** THE INPUT follows **

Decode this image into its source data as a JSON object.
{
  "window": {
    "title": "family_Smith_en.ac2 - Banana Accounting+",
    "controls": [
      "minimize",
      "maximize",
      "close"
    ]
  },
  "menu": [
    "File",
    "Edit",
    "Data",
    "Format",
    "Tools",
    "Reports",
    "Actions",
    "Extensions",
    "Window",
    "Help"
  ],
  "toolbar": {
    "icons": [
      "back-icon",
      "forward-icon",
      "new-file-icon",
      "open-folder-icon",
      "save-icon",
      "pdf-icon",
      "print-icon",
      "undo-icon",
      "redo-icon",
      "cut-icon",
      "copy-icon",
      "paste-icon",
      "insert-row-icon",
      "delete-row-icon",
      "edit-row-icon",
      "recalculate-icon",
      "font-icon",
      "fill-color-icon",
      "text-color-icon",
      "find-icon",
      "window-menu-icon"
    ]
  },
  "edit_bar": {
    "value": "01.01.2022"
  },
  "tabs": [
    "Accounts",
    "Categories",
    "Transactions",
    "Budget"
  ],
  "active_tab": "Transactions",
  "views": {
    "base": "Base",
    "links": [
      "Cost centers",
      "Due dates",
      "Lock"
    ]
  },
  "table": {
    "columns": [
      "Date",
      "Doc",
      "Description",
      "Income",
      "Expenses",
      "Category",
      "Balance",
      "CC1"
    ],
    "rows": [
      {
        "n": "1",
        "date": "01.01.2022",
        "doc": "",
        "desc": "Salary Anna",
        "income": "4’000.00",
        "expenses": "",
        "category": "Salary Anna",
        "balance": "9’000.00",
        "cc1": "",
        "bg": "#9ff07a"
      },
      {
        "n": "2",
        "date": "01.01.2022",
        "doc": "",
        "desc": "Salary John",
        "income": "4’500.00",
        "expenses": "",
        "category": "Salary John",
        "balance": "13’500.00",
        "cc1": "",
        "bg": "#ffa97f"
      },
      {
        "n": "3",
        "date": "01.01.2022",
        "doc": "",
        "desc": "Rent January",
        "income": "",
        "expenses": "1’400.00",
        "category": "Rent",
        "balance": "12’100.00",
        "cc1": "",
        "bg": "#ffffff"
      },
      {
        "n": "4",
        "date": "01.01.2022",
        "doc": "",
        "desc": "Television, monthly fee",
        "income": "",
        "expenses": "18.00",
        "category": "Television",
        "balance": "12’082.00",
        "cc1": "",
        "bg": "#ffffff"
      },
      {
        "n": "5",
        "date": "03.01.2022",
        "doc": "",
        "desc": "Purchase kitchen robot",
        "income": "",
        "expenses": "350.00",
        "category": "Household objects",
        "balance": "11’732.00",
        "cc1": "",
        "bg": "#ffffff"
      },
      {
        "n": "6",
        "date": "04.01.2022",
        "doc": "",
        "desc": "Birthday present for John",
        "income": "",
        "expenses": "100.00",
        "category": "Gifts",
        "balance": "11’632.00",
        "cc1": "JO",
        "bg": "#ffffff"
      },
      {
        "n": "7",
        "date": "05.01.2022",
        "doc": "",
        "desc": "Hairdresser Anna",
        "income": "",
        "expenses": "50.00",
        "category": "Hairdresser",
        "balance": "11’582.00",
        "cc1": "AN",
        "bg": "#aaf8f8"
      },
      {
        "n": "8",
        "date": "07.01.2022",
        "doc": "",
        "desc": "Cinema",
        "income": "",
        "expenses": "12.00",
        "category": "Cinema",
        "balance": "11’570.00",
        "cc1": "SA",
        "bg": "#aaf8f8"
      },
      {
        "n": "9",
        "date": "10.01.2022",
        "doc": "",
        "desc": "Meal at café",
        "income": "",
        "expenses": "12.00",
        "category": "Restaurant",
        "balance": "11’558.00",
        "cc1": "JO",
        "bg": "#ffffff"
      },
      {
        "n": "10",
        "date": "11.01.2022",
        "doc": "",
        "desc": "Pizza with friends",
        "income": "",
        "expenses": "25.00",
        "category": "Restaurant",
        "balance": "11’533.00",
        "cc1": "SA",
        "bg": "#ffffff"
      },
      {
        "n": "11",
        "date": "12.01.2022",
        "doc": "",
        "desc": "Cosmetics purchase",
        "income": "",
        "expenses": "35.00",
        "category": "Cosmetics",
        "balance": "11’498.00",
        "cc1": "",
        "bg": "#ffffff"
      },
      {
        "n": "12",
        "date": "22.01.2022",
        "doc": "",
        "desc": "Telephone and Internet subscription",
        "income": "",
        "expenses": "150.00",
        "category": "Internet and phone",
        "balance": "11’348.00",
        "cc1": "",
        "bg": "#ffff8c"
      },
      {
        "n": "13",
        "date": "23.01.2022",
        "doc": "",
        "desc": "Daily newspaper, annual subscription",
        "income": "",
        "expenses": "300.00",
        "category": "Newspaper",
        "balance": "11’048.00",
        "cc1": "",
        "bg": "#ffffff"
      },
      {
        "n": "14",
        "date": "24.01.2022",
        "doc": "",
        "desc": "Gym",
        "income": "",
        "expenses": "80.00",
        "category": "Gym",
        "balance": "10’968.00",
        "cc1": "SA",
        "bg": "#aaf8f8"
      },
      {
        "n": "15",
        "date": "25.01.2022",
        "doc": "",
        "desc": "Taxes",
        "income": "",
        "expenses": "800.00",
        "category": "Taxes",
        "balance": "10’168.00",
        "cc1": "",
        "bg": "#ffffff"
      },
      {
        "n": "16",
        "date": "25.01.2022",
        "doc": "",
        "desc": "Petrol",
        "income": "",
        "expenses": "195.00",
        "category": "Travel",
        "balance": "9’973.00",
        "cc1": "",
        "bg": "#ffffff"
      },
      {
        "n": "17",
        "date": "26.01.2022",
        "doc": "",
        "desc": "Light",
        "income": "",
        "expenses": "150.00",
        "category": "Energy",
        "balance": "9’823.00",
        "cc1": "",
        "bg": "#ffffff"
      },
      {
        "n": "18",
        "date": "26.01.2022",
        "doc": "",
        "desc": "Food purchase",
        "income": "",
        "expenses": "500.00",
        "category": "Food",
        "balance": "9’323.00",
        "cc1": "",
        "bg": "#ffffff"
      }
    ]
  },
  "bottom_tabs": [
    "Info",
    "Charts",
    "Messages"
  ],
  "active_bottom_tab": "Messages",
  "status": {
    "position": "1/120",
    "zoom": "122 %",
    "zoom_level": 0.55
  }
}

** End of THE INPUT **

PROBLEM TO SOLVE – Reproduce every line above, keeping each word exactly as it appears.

SOLUTION FOR THIS PROBLEM –
Decode this image into its source data as a JSON object.
{
  "window": {
    "title": "family_Smith_en.ac2 - Banana Accounting+",
    "controls": [
      "minimize",
      "maximize",
      "close"
    ]
  },
  "menu": [
    "File",
    "Edit",
    "Data",
    "Format",
    "Tools",
    "Reports",
    "Actions",
    "Extensions",
    "Window",
    "Help"
  ],
  "toolbar": {
    "icons": [
      "back-icon",
      "forward-icon",
      "new-file-icon",
      "open-folder-icon",
      "save-icon",
      "pdf-icon",
      "print-icon",
      "undo-icon",
      "redo-icon",
      "cut-icon",
      "copy-icon",
      "paste-icon",
      "insert-row-icon",
      "delete-row-icon",
      "edit-row-icon",
      "recalculate-icon",
      "font-icon",
      "fill-color-icon",
      "text-color-icon",
      "find-icon",
      "window-menu-icon"
    ]
  },
  "edit_bar": {
    "value": "01.01.2022"
  },
  "tabs": [
    "Accounts",
    "Categories",
    "Transactions",
    "Budget"
  ],
  "active_tab": "Transactions",
  "views": {
    "base": "Base",
    "links": [
      "Cost centers",
      "Due dates",
      "Lock"
    ]
  },
  "table": {
    "columns": [
      "Date",
      "Doc",
      "Description",
      "Income",
      "Expenses",
      "Category",
      "Balance",
      "CC1"
    ],
    "rows": [
      {
        "n": "1",
        "date": "01.01.2022",
        "doc": "",
        "desc": "Salary Anna",
        "income": "4’000.00",
        "expenses": "",
        "category": "Salary Anna",
        "balance": "9’000.00",
        "cc1": "",
        "bg": "#9ff07a"
      },
      {
        "n": "2",
        "date": "01.01.2022",
        "doc": "",
        "desc": "Salary John",
        "income": "4’500.00",
        "expenses": "",
        "category": "Salary John",
        "balance": "13’500.00",
        "cc1": "",
        "bg": "#ffa97f"
      },
      {
        "n": "3",
        "date": "01.01.2022",
        "doc": "",
        "desc": "Rent January",
        "income": "",
        "expenses": "1’400.00",
        "category": "Rent",
        "balance": "12’100.00",
        "cc1": "",
        "bg": "#ffffff"
      },
      {
        "n": "4",
        "date": "01.01.2022",
        "doc": "",
        "desc": "Television, monthly fee",
        "income": "",
        "expenses": "18.00",
        "category": "Television",
        "balance": "12’082.00",
        "cc1": "",
        "bg": "#ffffff"
      },
      {
        "n": "5",
        "date": "03.01.2022",
        "doc": "",
        "desc": "Purchase kitchen robot",
        "income": "",
        "expenses": "350.00",
        "category": "Household objects",
        "balance": "11’732.00",
        "cc1": "",
        "bg": "#ffffff"
      },
      {
        "n": "6",
        "date": "04.01.2022",
        "doc": "",
        "desc": "Birthday present for John",
        "income": "",
        "expenses": "100.00",
        "category": "Gifts",
        "balance": "11’632.00",
        "cc1": "JO",
        "bg": "#ffffff"
      },
      {
        "n": "7",
        "date": "05.01.2022",
        "doc": "",
        "desc": "Hairdresser Anna",
        "income": "",
        "expenses": "50.00",
        "category": "Hairdresser",
        "balance": "11’582.00",
        "cc1": "AN",
        "bg": "#aaf8f8"
      },
      {
        "n": "8",
        "date": "07.01.2022",
        "doc": "",
        "desc": "Cinema",
        "income": "",
        "expenses": "12.00",
        "category": "Cinema",
        "balance": "11’570.00",
        "cc1": "SA",
        "bg": "#aaf8f8"
      },
      {
        "n": "9",
        "date": "10.01.2022",
        "doc": "",
        "desc": "Meal at café",
        "income": "",
        "expenses": "12.00",
        "category": "Restaurant",
        "balance": "11’558.00",
        "cc1": "JO",
        "bg": "#ffffff"
      },
      {
        "n": "10",
        "date": "11.01.2022",
        "doc": "",
        "desc": "Pizza with friends",
        "income": "",
        "expenses": "25.00",
        "category": "Restaurant",
        "balance": "11’533.00",
        "cc1": "SA",
        "bg": "#ffffff"
      },
      {
        "n": "11",
        "date": "12.01.2022",
        "doc": "",
        "desc": "Cosmetics purchase",
        "income": "",
        "expenses": "35.00",
        "category": "Cosmetics",
        "balance": "11’498.00",
        "cc1": "",
        "bg": "#ffffff"
      },
      {
        "n": "12",
        "date": "22.01.2022",
        "doc": "",
        "desc": "Telephone and Internet subscription",
        "income": "",
        "expenses": "150.00",
        "category": "Internet and phone",
        "balance": "11’348.00",
        "cc1": "",
        "bg": "#ffff8c"
      },
      {
        "n": "13",
        "date": "23.01.2022",
        "doc": "",
        "desc": "Daily newspaper, annual subscription",
        "income": "",
        "expenses": "300.00",
        "category": "Newspaper",
        "balance": "11’048.00",
        "cc1": "",
        "bg": "#ffffff"
      },
      {
        "n": "14",
        "date": "24.01.2022",
        "doc": "",
        "desc": "Gym",
        "income": "",
        "expenses": "80.00",
        "category": "Gym",
        "balance": "10’968.00",
        "cc1": "SA",
        "bg": "#aaf8f8"
      },
      {
        "n": "15",
        "date": "25.01.2022",
        "doc": "",
        "desc": "Taxes",
        "income": "",
        "expenses": "800.00",
        "category": "Taxes",
        "balance": "10’168.00",
        "cc1": "",
        "bg": "#ffffff"
      },
      {
        "n": "16",
        "date": "25.01.2022",
        "doc": "",
        "desc": "Petrol",
        "income": "",
        "expenses": "195.00",
        "category": "Travel",
        "balance": "9’973.00",
        "cc1": "",
        "bg": "#ffffff"
      },
      {
        "n": "17",
        "date": "26.01.2022",
        "doc": "",
        "desc": "Light",
        "income": "",
        "expenses": "150.00",
        "category": "Energy",
        "balance": "9’823.00",
        "cc1": "",
        "bg": "#ffffff"
      },
      {
        "n": "18",
        "date": "26.01.2022",
        "doc": "",
        "desc": "Food purchase",
        "income": "",
        "expenses": "500.00",
        "category": "Food",
        "balance": "9’323.00",
        "cc1": "",
        "bg": "#ffffff"
      }
    ]
  },
  "bottom_tabs": [
    "Info",
    "Charts",
    "Messages"
  ],
  "active_bottom_tab": "Messages",
  "status": {
    "position": "1/120",
    "zoom": "122 %",
    "zoom_level": 0.55
  }
}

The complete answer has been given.